Record extracts –
......
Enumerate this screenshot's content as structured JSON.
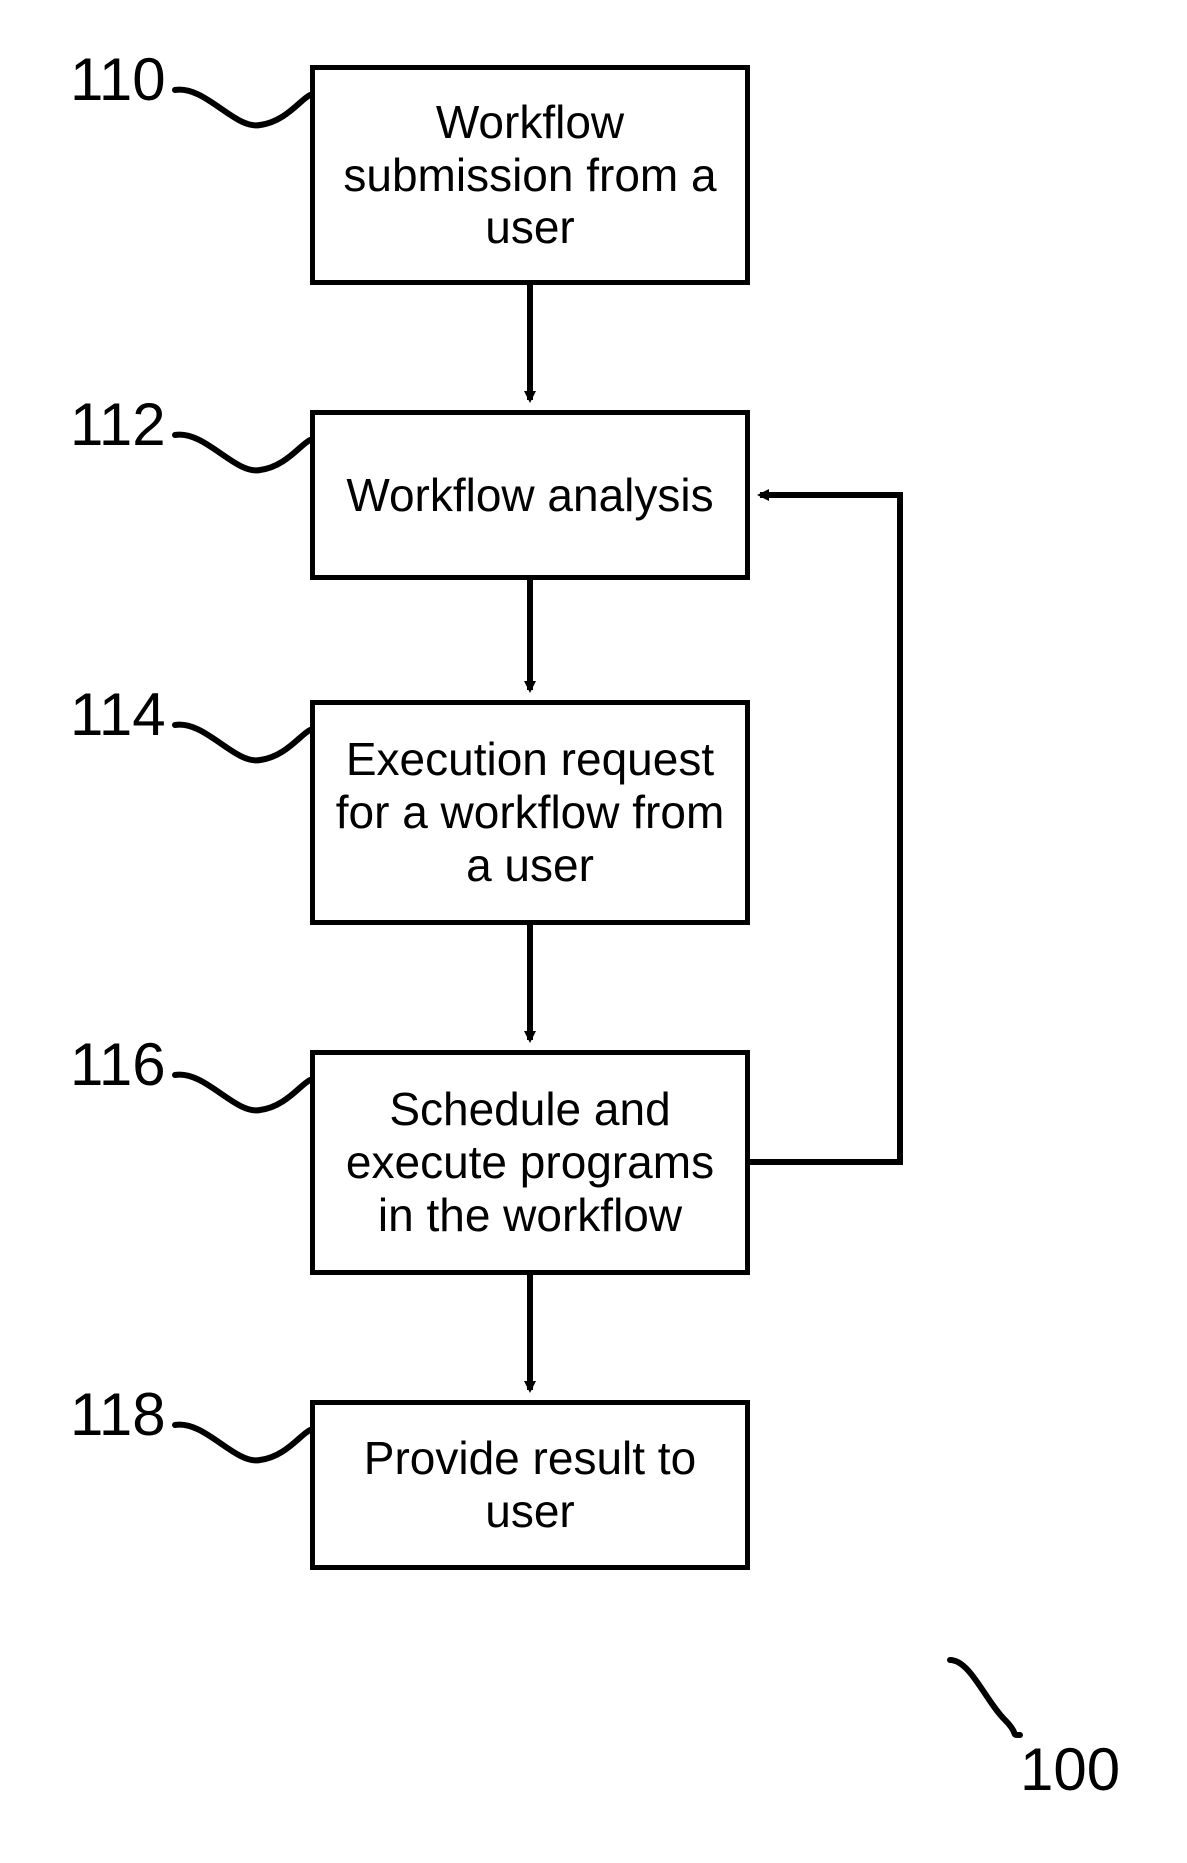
{
  "diagram": {
    "id_label": "100",
    "nodes": {
      "n110": {
        "ref": "110",
        "text": "Workflow submission from a user"
      },
      "n112": {
        "ref": "112",
        "text": "Workflow analysis"
      },
      "n114": {
        "ref": "114",
        "text": "Execution request for a workflow from a user"
      },
      "n116": {
        "ref": "116",
        "text": "Schedule and execute programs in the workflow"
      },
      "n118": {
        "ref": "118",
        "text": "Provide result to user"
      }
    }
  }
}
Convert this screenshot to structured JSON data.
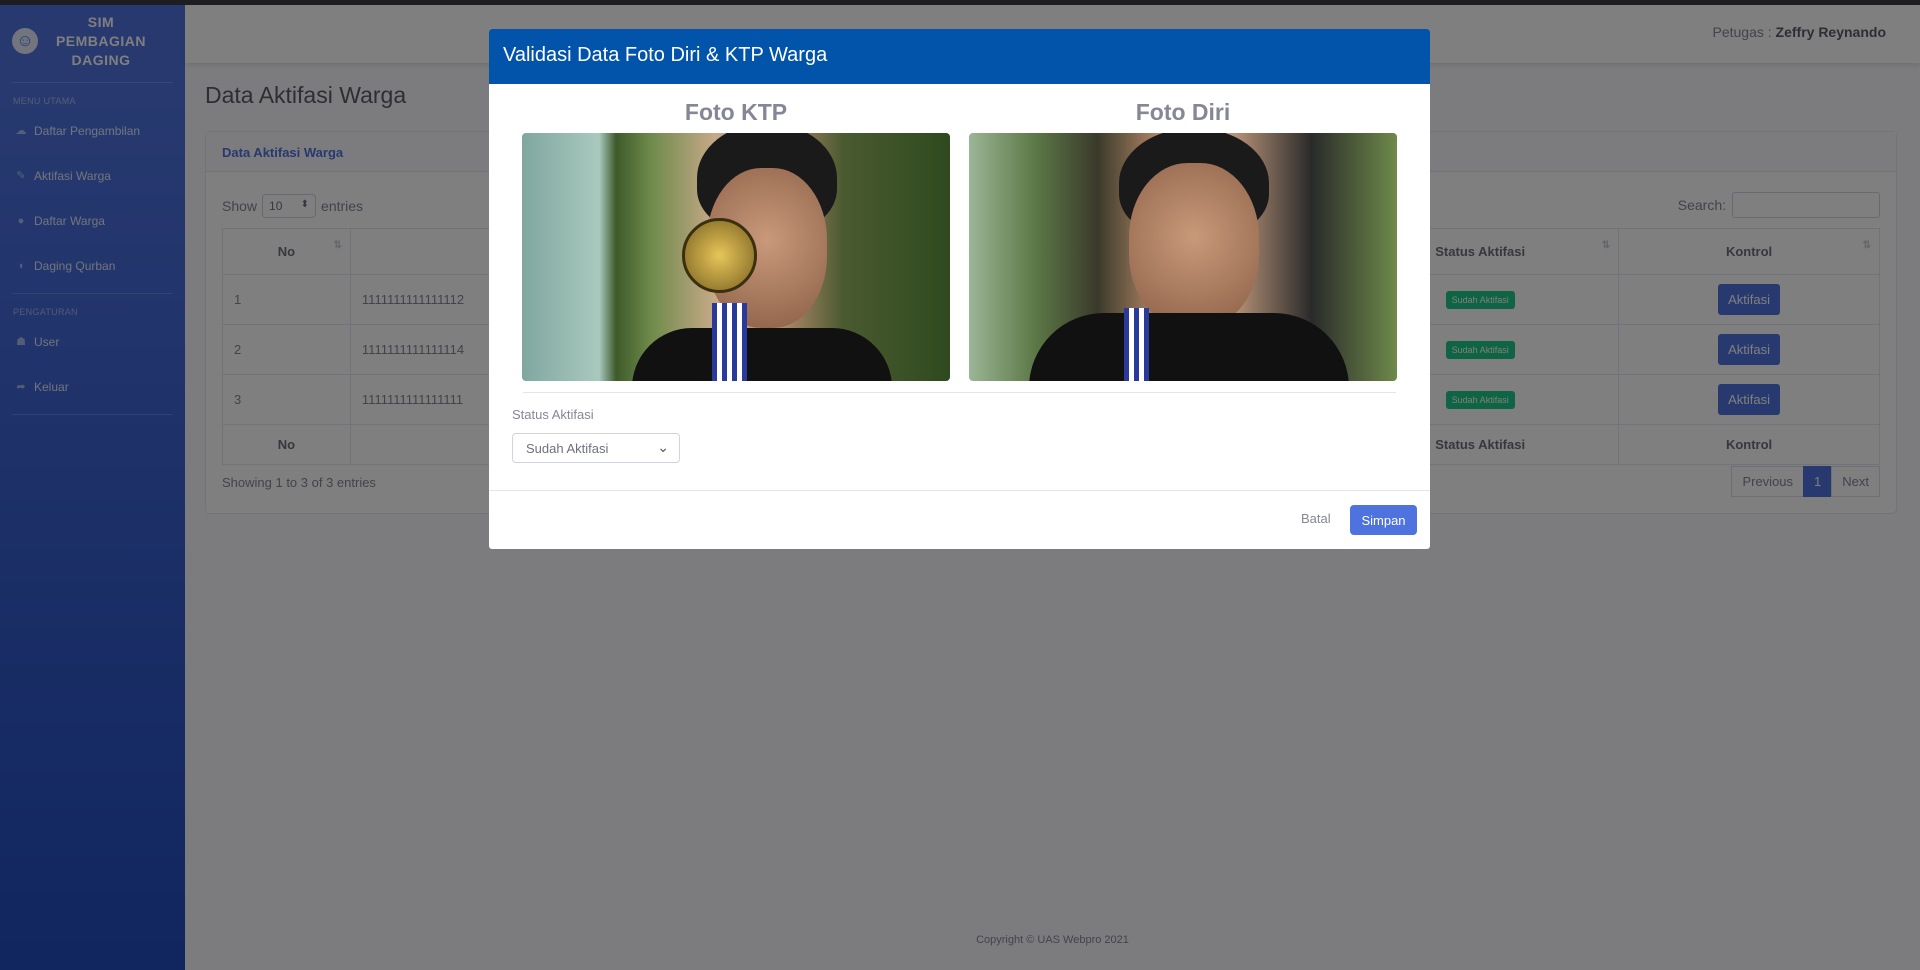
{
  "brand": {
    "title": "SIM PEMBAGIAN DAGING",
    "icon": "laugh-icon"
  },
  "sidebar": {
    "heading_main": "MENU UTAMA",
    "heading_settings": "PENGATURAN",
    "items": [
      {
        "label": "Daftar Pengambilan",
        "icon": "cloud-icon"
      },
      {
        "label": "Aktifasi Warga",
        "icon": "pen-icon"
      },
      {
        "label": "Daftar Warga",
        "icon": "user-icon"
      },
      {
        "label": "Daging Qurban",
        "icon": "drumstick-icon"
      },
      {
        "label": "User",
        "icon": "users-icon"
      },
      {
        "label": "Keluar",
        "icon": "sign-out-icon"
      }
    ]
  },
  "topbar": {
    "officer_label": "Petugas :",
    "officer_name": "Zeffry Reynando"
  },
  "page": {
    "title": "Data Aktifasi Warga"
  },
  "card": {
    "title": "Data Aktifasi Warga",
    "show_label": "Show",
    "entries_label": "entries",
    "length_value": "10",
    "search_label": "Search:",
    "columns": [
      "No",
      "",
      "Status Aktifasi",
      "Kontrol"
    ],
    "rows": [
      {
        "no": "1",
        "nik": "1111111111111112",
        "status": "Sudah Aktifasi",
        "action": "Aktifasi"
      },
      {
        "no": "2",
        "nik": "1111111111111114",
        "status": "Sudah Aktifasi",
        "action": "Aktifasi"
      },
      {
        "no": "3",
        "nik": "1111111111111111",
        "status": "Sudah Aktifasi",
        "action": "Aktifasi"
      }
    ],
    "footer_columns": [
      "No",
      "",
      "Status Aktifasi",
      "Kontrol"
    ],
    "info": "Showing 1 to 3 of 3 entries",
    "pager": {
      "previous": "Previous",
      "current": "1",
      "next": "Next"
    }
  },
  "footer": {
    "copyright": "Copyright © UAS Webpro 2021"
  },
  "modal": {
    "title": "Validasi Data Foto Diri & KTP Warga",
    "photo_ktp_title": "Foto KTP",
    "photo_diri_title": "Foto Diri",
    "status_label": "Status Aktifasi",
    "status_value": "Sudah Aktifasi",
    "cancel_label": "Batal",
    "save_label": "Simpan"
  },
  "colors": {
    "primary": "#4e73df",
    "modal_header": "#0254ab",
    "success": "#1cc88a"
  }
}
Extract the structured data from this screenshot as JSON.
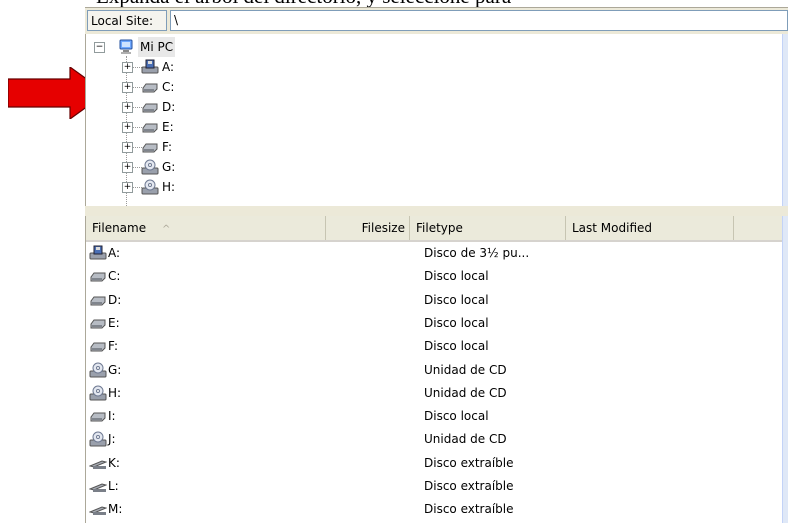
{
  "top_text": "Expanda el árbol del directorio, y seleccione para",
  "local_site": {
    "label": "Local Site:",
    "value": "\\"
  },
  "tree": {
    "root": {
      "label": "Mi PC",
      "icon": "my-computer-icon"
    },
    "items": [
      {
        "label": "A:",
        "icon": "floppy-drive-icon"
      },
      {
        "label": "C:",
        "icon": "hard-disk-icon"
      },
      {
        "label": "D:",
        "icon": "hard-disk-icon"
      },
      {
        "label": "E:",
        "icon": "hard-disk-icon"
      },
      {
        "label": "F:",
        "icon": "hard-disk-icon"
      },
      {
        "label": "G:",
        "icon": "cd-drive-icon"
      },
      {
        "label": "H:",
        "icon": "cd-drive-icon"
      }
    ]
  },
  "list": {
    "columns": [
      "Filename",
      "Filesize",
      "Filetype",
      "Last Modified"
    ],
    "sort_indicator": "^",
    "rows": [
      {
        "name": "A:",
        "type": "Disco de 3½ pu...",
        "icon": "floppy-drive-icon"
      },
      {
        "name": "C:",
        "type": "Disco local",
        "icon": "hard-disk-icon"
      },
      {
        "name": "D:",
        "type": "Disco local",
        "icon": "hard-disk-icon"
      },
      {
        "name": "E:",
        "type": "Disco local",
        "icon": "hard-disk-icon"
      },
      {
        "name": "F:",
        "type": "Disco local",
        "icon": "hard-disk-icon"
      },
      {
        "name": "G:",
        "type": "Unidad de CD",
        "icon": "cd-drive-icon"
      },
      {
        "name": "H:",
        "type": "Unidad de CD",
        "icon": "cd-drive-icon"
      },
      {
        "name": "I:",
        "type": "Disco local",
        "icon": "hard-disk-icon"
      },
      {
        "name": "J:",
        "type": "Unidad de CD",
        "icon": "cd-drive-icon"
      },
      {
        "name": "K:",
        "type": "Disco extraíble",
        "icon": "removable-disk-icon"
      },
      {
        "name": "L:",
        "type": "Disco extraíble",
        "icon": "removable-disk-icon"
      },
      {
        "name": "M:",
        "type": "Disco extraíble",
        "icon": "removable-disk-icon"
      }
    ]
  },
  "colors": {
    "arrow": "#e60000",
    "header_bg": "#ebeadb",
    "border": "#7f9db9"
  }
}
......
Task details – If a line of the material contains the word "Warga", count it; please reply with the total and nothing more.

Finished task – 5